Opinion | Off the Cuff

Life’s a beach — or so it seems sometimes

The American guests had been subjected to surprise after surprise and soon it was time for the tables to be turned

  • By Vanaja Rao Stone Editor
  • Published: 20:00 February 21, 2013
  • Gulf News

Destination: Goa. Event: Wedding on the beach. Protagonists: A strong-headed Indian girl and an equally stubborn American.

Relatives and friends from across the globe converged at a resort in north Goa. The picture-postcard pretty units here evoked memories of Mediterranean countries with waves lapping their shores.

Gleaming white terraced structures spread across a great expanse and finding one’s way to the allotted accommodation wasn’t easy. As you walked out of your building, you hoped to catch a glimpse of familiar faces whom you could follow to the nearest restaurant or meeting point.

Trying to keep the centrally located swimming pool firmly in one’s sights, one went round in circles until one spotted the gleam of water or heard splashing. The rooms surrounding the pool housed some of the movers and shakers of the event. So, if you wanted to know the correct timing of the various functions or how to get to the nearest beach, the coordination centre was the suite where the bride’s parents were staying.

Managing such large numbers required a team of messengers and managers who passed on the word regarding assembly points, departure time of buses for various venues, etc. The laggards were told firmly that tardiness wouldn’t be tolerated and if they didn’t turn up at the appointed time and place they would have to spend the rest of the evening stranded at the resort, far from the madding crowd.

One of the evenings saw full-scale rehearsals of dancing to Bollywood songs for the Sangeet ceremony. The guests were divided into groups such as cousins, aunts, friends of the bride’s mother ... The moves were choreographed by an ardent Bollywood buff, who had every step down to a T. However, her task as trainer turned out to include keeping an eye on slippery customers who would much rather be at the pool side. Each time she or one of her deputies saw a furtive movement, they would shout out, making the guilty person stop short and make an about turn.

The evening of the Sangeet was to be spent on a boat cruising the Mandovi river. Earlier in the day, the Goan custom of Roas was held to bless the couple. Of course, it soon turned into a messy affair with cousins seeming to take revenge on perceived past wrongs.

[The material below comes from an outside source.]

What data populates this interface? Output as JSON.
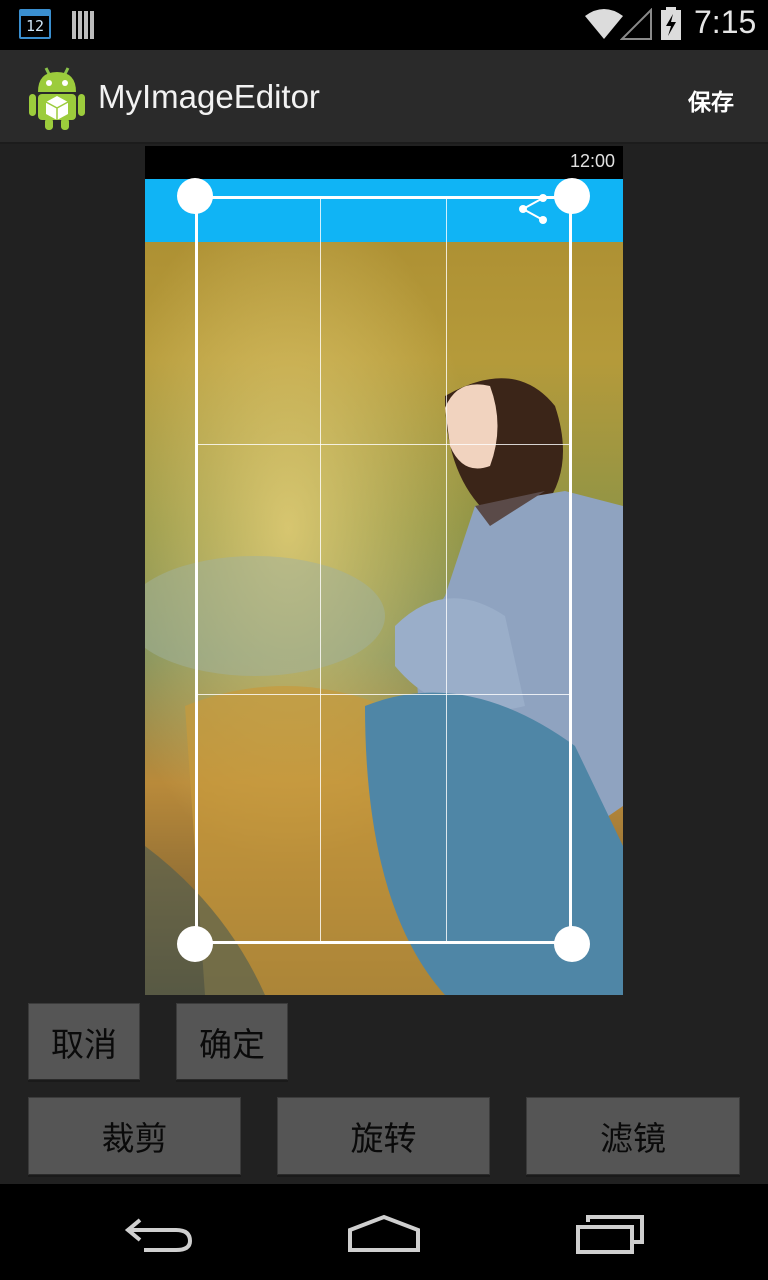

Cartons of eggs were sneaked in and soon there was egg on a lot of faces. But soon the hunters became the hunted as they were told that they had to sit down with the bride and groom as the ceremony was for singletons. Trying to bluff their way out, some of them swore they had married secretly and no one knew, not even their parents! Seeing there was no way out but to receive their share of pelting, they must have regretted playing such an active role earlier,

By 5pm, the boat was boarded and the singing and dancing began. Unfortunately, it turned out to be a scorcher of a day and the groom’s parents, dressed in heavy Indian finery, must have thought longingly of their home in Denver, Colorado. Even as they wilted in the heat, their attention was soon caught by the performances of a slew of amateur artistes.

So far, the American guests had been subjected to surprise after surprise and soon it was time for the tables to be turned. Now it was the turn of the Indians to be bemused.

In Bollywood costume and dancing in perfect sync to no less than a Tamil number was the bridegroom’s best friend, a woman. The attire had been bought in the US and the dance learnt on YouTube.

A dumbstruck homespun audience watched in awe the wiggling and pouting that would have made any Tollywood heroine proud.

Gulf News